— What you are asked to do —
Output the full listing below, keeping each line exact.

— Data to use —
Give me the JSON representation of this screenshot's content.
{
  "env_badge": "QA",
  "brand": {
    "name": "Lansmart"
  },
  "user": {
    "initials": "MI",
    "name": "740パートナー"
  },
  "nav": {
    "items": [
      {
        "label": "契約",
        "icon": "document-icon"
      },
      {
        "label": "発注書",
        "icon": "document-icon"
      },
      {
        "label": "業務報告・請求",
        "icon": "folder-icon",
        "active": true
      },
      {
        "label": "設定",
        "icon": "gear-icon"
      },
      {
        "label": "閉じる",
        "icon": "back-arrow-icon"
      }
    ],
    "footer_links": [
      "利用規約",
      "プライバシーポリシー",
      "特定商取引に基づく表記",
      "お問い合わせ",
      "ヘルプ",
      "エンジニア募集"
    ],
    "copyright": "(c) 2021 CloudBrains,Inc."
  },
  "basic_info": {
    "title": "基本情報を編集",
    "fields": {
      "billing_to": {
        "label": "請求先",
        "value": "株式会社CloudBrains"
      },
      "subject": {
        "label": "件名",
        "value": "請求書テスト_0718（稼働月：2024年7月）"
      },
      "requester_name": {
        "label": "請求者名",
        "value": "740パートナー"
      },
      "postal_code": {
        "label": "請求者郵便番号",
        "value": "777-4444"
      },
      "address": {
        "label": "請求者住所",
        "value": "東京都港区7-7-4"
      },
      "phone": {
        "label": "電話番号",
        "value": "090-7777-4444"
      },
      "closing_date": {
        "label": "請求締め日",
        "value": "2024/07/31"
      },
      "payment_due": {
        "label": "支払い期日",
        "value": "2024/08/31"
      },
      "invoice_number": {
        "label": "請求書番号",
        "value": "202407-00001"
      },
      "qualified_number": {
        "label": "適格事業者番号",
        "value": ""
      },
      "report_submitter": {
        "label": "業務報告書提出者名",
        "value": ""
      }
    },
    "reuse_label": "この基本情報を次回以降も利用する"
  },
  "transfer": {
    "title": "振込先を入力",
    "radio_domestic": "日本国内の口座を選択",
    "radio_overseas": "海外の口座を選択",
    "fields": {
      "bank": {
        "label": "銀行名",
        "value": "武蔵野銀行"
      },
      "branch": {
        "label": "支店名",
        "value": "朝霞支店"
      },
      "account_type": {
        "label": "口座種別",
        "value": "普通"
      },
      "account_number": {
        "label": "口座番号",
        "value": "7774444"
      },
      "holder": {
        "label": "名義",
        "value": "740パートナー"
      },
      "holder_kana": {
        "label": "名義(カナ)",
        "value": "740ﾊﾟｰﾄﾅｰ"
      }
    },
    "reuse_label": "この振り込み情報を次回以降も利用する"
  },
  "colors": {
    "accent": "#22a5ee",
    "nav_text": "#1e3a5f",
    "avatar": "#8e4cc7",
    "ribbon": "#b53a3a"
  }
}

— Output below —
Give me the JSON representation of this screenshot's content.
{
  "env_badge": "QA",
  "brand": {
    "name": "Lansmart"
  },
  "user": {
    "initials": "MI",
    "name": "740パートナー"
  },
  "nav": {
    "items": [
      {
        "label": "契約",
        "icon": "document-icon"
      },
      {
        "label": "発注書",
        "icon": "document-icon"
      },
      {
        "label": "業務報告・請求",
        "icon": "folder-icon",
        "active": true
      },
      {
        "label": "設定",
        "icon": "gear-icon"
      },
      {
        "label": "閉じる",
        "icon": "back-arrow-icon"
      }
    ],
    "footer_links": [
      "利用規約",
      "プライバシーポリシー",
      "特定商取引に基づく表記",
      "お問い合わせ",
      "ヘルプ",
      "エンジニア募集"
    ],
    "copyright": "(c) 2021 CloudBrains,Inc."
  },
  "basic_info": {
    "title": "基本情報を編集",
    "fields": {
      "billing_to": {
        "label": "請求先",
        "value": "株式会社CloudBrains"
      },
      "subject": {
        "label": "件名",
        "value": "請求書テスト_0718（稼働月：2024年7月）"
      },
      "requester_name": {
        "label": "請求者名",
        "value": "740パートナー"
      },
      "postal_code": {
        "label": "請求者郵便番号",
        "value": "777-4444"
      },
      "address": {
        "label": "請求者住所",
        "value": "東京都港区7-7-4"
      },
      "phone": {
        "label": "電話番号",
        "value": "090-7777-4444"
      },
      "closing_date": {
        "label": "請求締め日",
        "value": "2024/07/31"
      },
      "payment_due": {
        "label": "支払い期日",
        "value": "2024/08/31"
      },
      "invoice_number": {
        "label": "請求書番号",
        "value": "202407-00001"
      },
      "qualified_number": {
        "label": "適格事業者番号",
        "value": ""
      },
      "report_submitter": {
        "label": "業務報告書提出者名",
        "value": ""
      }
    },
    "reuse_label": "この基本情報を次回以降も利用する"
  },
  "transfer": {
    "title": "振込先を入力",
    "radio_domestic": "日本国内の口座を選択",
    "radio_overseas": "海外の口座を選択",
    "fields": {
      "bank": {
        "label": "銀行名",
        "value": "武蔵野銀行"
      },
      "branch": {
        "label": "支店名",
        "value": "朝霞支店"
      },
      "account_type": {
        "label": "口座種別",
        "value": "普通"
      },
      "account_number": {
        "label": "口座番号",
        "value": "7774444"
      },
      "holder": {
        "label": "名義",
        "value": "740パートナー"
      },
      "holder_kana": {
        "label": "名義(カナ)",
        "value": "740ﾊﾟｰﾄﾅｰ"
      }
    },
    "reuse_label": "この振り込み情報を次回以降も利用する"
  },
  "colors": {
    "accent": "#22a5ee",
    "nav_text": "#1e3a5f",
    "avatar": "#8e4cc7",
    "ribbon": "#b53a3a"
  }
}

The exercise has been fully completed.